California has allowed judges to enter jury rooms, under certain special situations to evaluate if the jury is reasoning properly! These actions have been examined (2001) by the California Supreme Court, and found acceptable based on the 1895 Supreme Court decision. The ability of the Judge to "judge" the reasoning processes of seated jurors, under admittedly rare situations, is only true in California at this time. However, you can be sure it will be extended to other states and with less narrow requirements over time. The ability of a juror to vote his or her conscience is an insult to an unrepresentative government's power. The Supreme Court is as about as unrepresentative as you can get, so they will not likely stand in the way of any legislative act.

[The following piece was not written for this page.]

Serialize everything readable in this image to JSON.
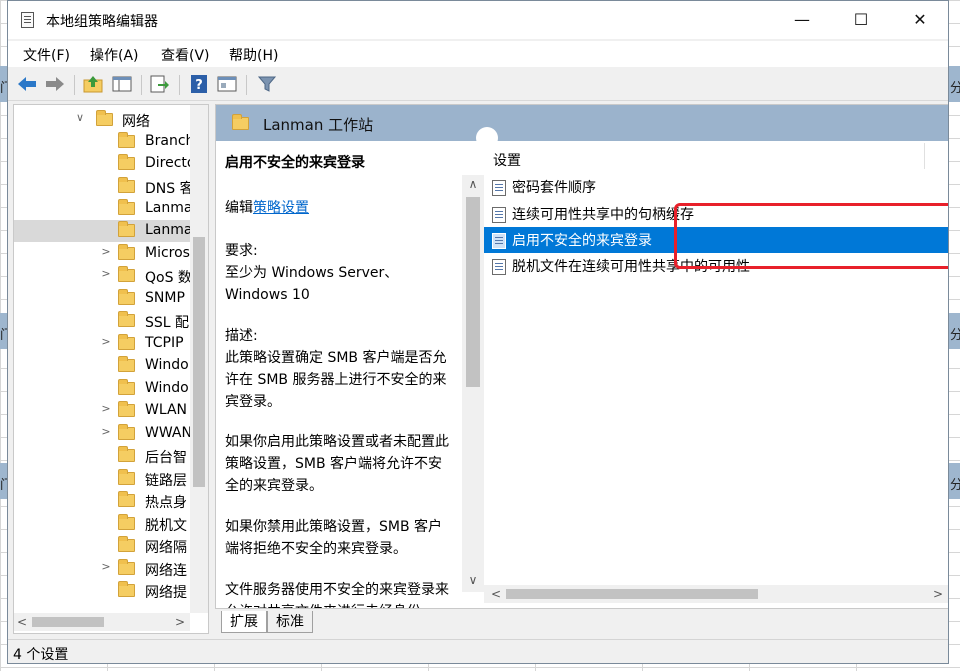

1. The best, but few libraries hold a copy -
JURY NULLIFICATION: The Evolution of a Doctrine,
A Cato Institute Book, pub 1998, by Carolina Academic Press,
Author: Clay S. Conrad
Out of stock at Cato Institute but avilable new and used Amazon Nov 2011
No Kindle version Nov 2011
2. Lacks much of the legal and historical evidence, but I like the title!
WE THE JURY: The Jury System and the Ideal of Democracy,
by Jeffrey Abramson, professor of politics and legal studies
at Brandeis University, published 2000, Basic Books, Harvard University Press
The Power of the House of Lords
Bushel’s Case (1670) (also spelled "Bushell's Case") is a famous
English decision on the role of juries.
References that are widely available on the web.
John Peter Zenger ( freedom of the press, free speech, seditious libel trial )
Hamilton quotes, and the full Federalist paper # 83,
Jefferson's quotes (Google Books)
The only anchor ever yet imagined by man, by which a government
Were I called upon to decide
Sparf and Hansen v. U.S. ( U.S. Supreme Court decision )
The California Law
Justices Say Jurors May Not Vote Conscience
Judges vs Juries
“Freedom,” said the ancient Roman lawyer Cicero, “is participation in power.”
The American Revolution
The American revolution started with the cry, "No taxation without representation." The importance of this political right becomes much more obvious when we realize that; this was about the only political power possessed by the propertied farmers and merchants!
For the American colonists this was even more true, after the King replaced trial by jury with admiralty military courts for customs trials in the American colonies. Many historian consider this the final act that guarenteed our colonial revolution.
Bill of Rights
Amendment 6 – Trial by jury
In all criminal prosecutions, the accused shall enjoy the right to a speedy and public trial, by an impartial jury of the State and district where in the crime shall have been committed, which district shall have been previously ascertained by law, and to be informed of the nature and cause of the accusation; to be confronted with the witnesses against him; to have compulsory process for obtaining witnesses in his favor, and to have the Assistance of Counsel for his defense.
Amendment 7 - Trial by Jury in Civil Cases
In Suits at common law, where the value in controversy shall exceed twenty dollars, the right of trial by jury shall be preserved, and no fact tried by a jury, shall be otherwise re-examined in any Court of the United States, than according to the rules of the common law.
The Bill of Rights
A magor change in the U.S. Constitution came after the conclusion of the Civil War, with the passage of the 14th Amendment.
At its ratification the Bill of Rights was generally, but not universally, understood, to only be a bar on the actions of the federal government. Originally the Bill of Rights did not apply to the states. The US Constitution was primarily designed to be a framework for the federal government.
The following sentence from the 14th Amendment had, and continues to have, long-lasting implications on the application of the Bill of Rights to the states:
No State shall make or enforce any law which shall abridge the privileges or immunities of citizens of the United States; nor shall any State deprive any person of life, liberty, or property, without due process of law; nor deny to any person within its jurisdiction the equal protection of the laws.